Wearing a snazzy red, white and blue flying suit, provided by the US Parachute Association, and flanked by two of the US Army's crack Golden Knights parachutists, Mr Bush (right) leapt out of the plane over the Yuma army base, landing 20 minutes later without mishap.

Asked how he felt, Mr Bush - who was not known for demonstrativeness or exuberance as president - made a thumbs- up gesture and said: "Like that!"

It was almost 53 years since Mr Bush had made his first jump - for his life - when his fighter plane was shot down by the Japanese over the Pacific during the Second World War. The other two crew members were killed, but Mr Bush survived, winning the Distinguished Flying Cross for bravery. Ever after, he was said to have promised himself that he would one day make a parachute jump that was not an emergency.

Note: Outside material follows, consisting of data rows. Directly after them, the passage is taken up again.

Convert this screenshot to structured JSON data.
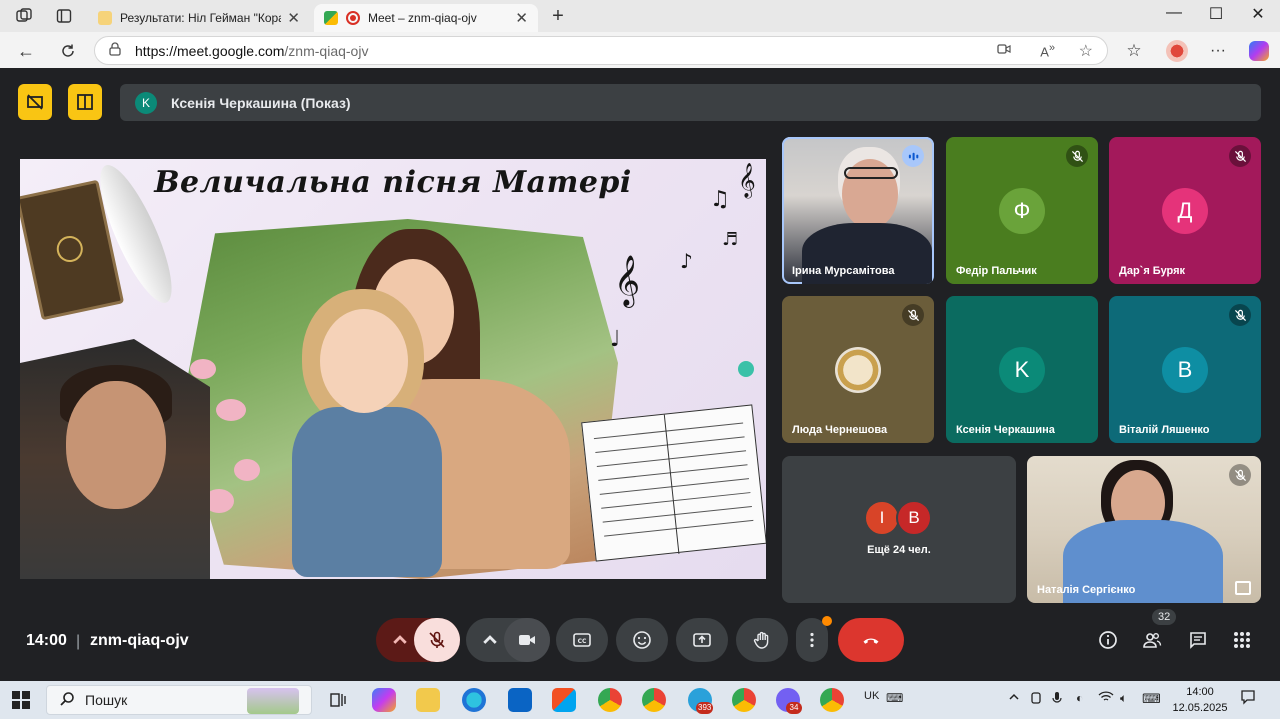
{
  "browser": {
    "tabs": [
      {
        "label": "Результати: Ніл Гейман \"Коралін",
        "active": false
      },
      {
        "label": "Meet – znm-qiaq-ojv",
        "active": true
      }
    ],
    "new_tab": "+",
    "window_controls": {
      "minimize": "—",
      "maximize": "☐",
      "close": "✕"
    },
    "address": {
      "host": "https://meet.google.com",
      "path": "/znm-qiaq-ojv"
    }
  },
  "meet": {
    "presenter": {
      "avatar_letter": "K",
      "title": "Ксенія Черкашина (Показ)"
    },
    "slide": {
      "title": "Величальна пісня Матері"
    },
    "tiles": [
      {
        "name": "Ірина Мурсамітова",
        "type": "video",
        "mic": "speaking"
      },
      {
        "name": "Федір Пальчик",
        "type": "avatar",
        "letter": "Ф",
        "bg": "#4a7d1f",
        "avatar_color": "#6aa33a",
        "mic": "muted"
      },
      {
        "name": "Дар`я Буряк",
        "type": "avatar",
        "letter": "Д",
        "bg": "#a3195b",
        "avatar_color": "#e5337a",
        "mic": "muted"
      },
      {
        "name": "Люда Чернешова",
        "type": "photo",
        "bg": "#6b5d3a",
        "mic": "muted"
      },
      {
        "name": "Ксенія Черкашина",
        "type": "avatar",
        "letter": "K",
        "bg": "#0b6b60",
        "avatar_color": "#0b8a78",
        "mic": "none"
      },
      {
        "name": "Віталій Ляшенко",
        "type": "avatar",
        "letter": "В",
        "bg": "#0d6a78",
        "avatar_color": "#0e8ea3",
        "mic": "muted"
      },
      {
        "name": "Наталія Сергієнко",
        "type": "video",
        "mic": "muted"
      }
    ],
    "others": {
      "letters": [
        "І",
        "В"
      ],
      "label": "Ещё 24 чел."
    },
    "bottom": {
      "time": "14:00",
      "separator": "|",
      "meeting_code": "znm-qiaq-ojv",
      "participants_count": "32"
    }
  },
  "taskbar": {
    "search_label": "Пошук",
    "badges": [
      "393",
      "34"
    ],
    "language": "UK",
    "time": "14:00",
    "date": "12.05.2025"
  }
}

Fun or not, nothing was left to chance yesterday. Eight hours of training and a thorough medical check preceded the jump. And although a civilian plane was used, the two Golden Knights held the former president on a harness until his parachute opened at 4,500 feet. An emergency medical team stood by on the ground, just in case.

With his successful jump yesterday, Bush neatly turned the tables on his youthful vanquisher of the 1992 presidential election. Bill Clinton has now graduated to crutches, since turning up in a wheelchair for the Helsinki summit with Boris Yeltsin after damaging his knee in the singularly unadventurous act of falling downstairs.

Before the jump, a spokeswoman for the regional branch of the US Parachute Association said - in words that will provide consolation to any aspiring septuagenarian skydiver: "He's in good health, fit and perfectly capable of doing it." As, indeed, he proved.

Mary Dejevsky, Washington